An accountant in Malta believes that SMPs should embrace this expanded role and help their clients build their businesses back better than they were pre-pandemic. In particular, he contended that accountants should consider helping their client businesses become more accessible to customers through a “robust and efficient online shop of their products and services,” supporting digitalization of internal processes and advising on the organization of hybrid remote work models.

An Australian accountant captured the value of the profession’s strong reputation going into the pandemic: “Professional Accountants as trusted advisors were the first people that business owners turned to for help in working out a strategy that would enable them to be able to operate in a COVID world.” While the lasting effects of the pandemic on small businesses won’t be fully understood for years to come, the respondents revealed a strong international consensus among SMPs that the pandemic has only strengthened this dynamic.

Faced with daunting financial realities, small business owners are increasingly turning to their most trusted advisors to ensure long-term viability, and SMPs are well-positioned to smartly cultivate the immense value only they can provide. 

Christopher Arnold

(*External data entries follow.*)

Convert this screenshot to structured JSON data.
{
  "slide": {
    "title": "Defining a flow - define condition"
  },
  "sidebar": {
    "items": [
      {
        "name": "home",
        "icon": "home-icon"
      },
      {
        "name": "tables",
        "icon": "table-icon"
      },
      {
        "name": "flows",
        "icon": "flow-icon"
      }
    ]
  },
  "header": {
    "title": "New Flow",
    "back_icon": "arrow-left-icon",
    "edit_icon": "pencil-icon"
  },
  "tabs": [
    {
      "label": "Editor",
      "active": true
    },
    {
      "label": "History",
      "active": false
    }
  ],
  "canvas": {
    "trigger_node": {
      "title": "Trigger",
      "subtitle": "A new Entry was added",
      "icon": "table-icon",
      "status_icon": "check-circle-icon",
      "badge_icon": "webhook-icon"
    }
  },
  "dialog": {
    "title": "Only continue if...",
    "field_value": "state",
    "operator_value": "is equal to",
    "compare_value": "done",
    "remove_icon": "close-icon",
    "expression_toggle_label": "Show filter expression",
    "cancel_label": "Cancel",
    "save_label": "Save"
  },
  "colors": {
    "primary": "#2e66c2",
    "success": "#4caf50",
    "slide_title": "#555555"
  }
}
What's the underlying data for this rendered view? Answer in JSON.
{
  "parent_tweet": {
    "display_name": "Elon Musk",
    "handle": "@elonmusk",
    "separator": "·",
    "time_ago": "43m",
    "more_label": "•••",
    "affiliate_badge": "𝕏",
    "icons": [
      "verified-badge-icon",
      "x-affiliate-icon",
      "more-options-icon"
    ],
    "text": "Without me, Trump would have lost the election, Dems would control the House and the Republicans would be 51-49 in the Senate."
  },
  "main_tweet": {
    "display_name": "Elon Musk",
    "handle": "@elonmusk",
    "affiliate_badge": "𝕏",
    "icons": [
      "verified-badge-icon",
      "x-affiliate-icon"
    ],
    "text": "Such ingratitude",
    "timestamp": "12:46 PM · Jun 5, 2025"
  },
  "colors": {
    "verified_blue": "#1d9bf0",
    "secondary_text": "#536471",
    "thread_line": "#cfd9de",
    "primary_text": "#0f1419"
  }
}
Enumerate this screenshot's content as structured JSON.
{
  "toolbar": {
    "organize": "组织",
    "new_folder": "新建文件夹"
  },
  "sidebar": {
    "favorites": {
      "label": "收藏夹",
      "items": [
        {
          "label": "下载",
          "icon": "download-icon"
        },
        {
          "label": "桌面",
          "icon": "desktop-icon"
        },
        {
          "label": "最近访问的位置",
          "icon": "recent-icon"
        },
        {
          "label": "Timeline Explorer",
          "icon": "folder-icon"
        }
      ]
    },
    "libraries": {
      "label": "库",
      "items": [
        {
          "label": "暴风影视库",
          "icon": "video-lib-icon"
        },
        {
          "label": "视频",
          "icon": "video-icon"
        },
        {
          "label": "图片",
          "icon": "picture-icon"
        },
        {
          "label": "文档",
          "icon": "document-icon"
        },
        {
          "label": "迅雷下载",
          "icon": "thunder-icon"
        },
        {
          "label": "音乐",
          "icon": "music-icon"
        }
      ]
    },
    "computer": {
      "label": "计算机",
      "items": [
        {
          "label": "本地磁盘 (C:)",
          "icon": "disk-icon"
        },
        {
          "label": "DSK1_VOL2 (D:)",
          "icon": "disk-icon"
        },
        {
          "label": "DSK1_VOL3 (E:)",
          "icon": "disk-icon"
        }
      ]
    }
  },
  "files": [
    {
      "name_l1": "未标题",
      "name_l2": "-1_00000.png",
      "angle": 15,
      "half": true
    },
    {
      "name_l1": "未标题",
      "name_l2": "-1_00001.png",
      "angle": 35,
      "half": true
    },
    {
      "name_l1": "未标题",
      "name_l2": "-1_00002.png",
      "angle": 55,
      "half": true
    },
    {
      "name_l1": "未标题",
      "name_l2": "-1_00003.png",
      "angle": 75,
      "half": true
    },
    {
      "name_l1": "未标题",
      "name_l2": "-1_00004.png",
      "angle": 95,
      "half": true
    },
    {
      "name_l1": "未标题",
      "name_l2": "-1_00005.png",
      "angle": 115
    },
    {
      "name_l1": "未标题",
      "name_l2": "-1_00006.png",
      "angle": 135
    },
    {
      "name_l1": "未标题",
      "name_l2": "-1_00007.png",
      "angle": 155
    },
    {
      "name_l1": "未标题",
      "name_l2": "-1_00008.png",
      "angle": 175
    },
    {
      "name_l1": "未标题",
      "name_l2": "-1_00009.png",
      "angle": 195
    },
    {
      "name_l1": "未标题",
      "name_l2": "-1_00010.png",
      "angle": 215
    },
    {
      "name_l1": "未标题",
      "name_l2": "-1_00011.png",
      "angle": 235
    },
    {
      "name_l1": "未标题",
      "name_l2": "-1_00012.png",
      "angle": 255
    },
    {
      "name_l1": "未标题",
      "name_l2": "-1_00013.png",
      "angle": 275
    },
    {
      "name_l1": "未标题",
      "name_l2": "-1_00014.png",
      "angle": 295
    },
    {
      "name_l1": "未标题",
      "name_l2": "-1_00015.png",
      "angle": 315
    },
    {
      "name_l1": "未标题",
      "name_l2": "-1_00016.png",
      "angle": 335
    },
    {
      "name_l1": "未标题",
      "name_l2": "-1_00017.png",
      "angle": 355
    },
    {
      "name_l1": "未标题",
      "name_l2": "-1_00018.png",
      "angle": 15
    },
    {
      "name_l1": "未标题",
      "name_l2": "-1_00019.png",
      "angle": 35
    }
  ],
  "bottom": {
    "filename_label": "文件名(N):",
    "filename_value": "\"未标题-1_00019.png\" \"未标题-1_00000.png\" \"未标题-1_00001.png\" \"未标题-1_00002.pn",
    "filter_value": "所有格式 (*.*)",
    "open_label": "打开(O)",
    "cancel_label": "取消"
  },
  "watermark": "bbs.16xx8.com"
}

Christopher Arnold is a Director at the International Federation of Accountants (IFAC). He leads activities on contributing to and promoting the development, adoption and implementation of high-quality international standards, including the Member Compliance Program, Intellectual Property and Translations. Christopher is also responsible for IFAC’s SME (small- and medium-sized entities), SMP (small- and medium-sized practices) and research initiatives, which include developing thought leadership, public policy and advocacy. He was previously an Audit Manager for Deloitte and qualified as a professional accountant in a mid-tier accountancy practice in London (now called PKF-Littlejohn LLP). Christopher started his career as a Small Business Policy Adviser at the Association of Chartered Certified Accountants (ACCA).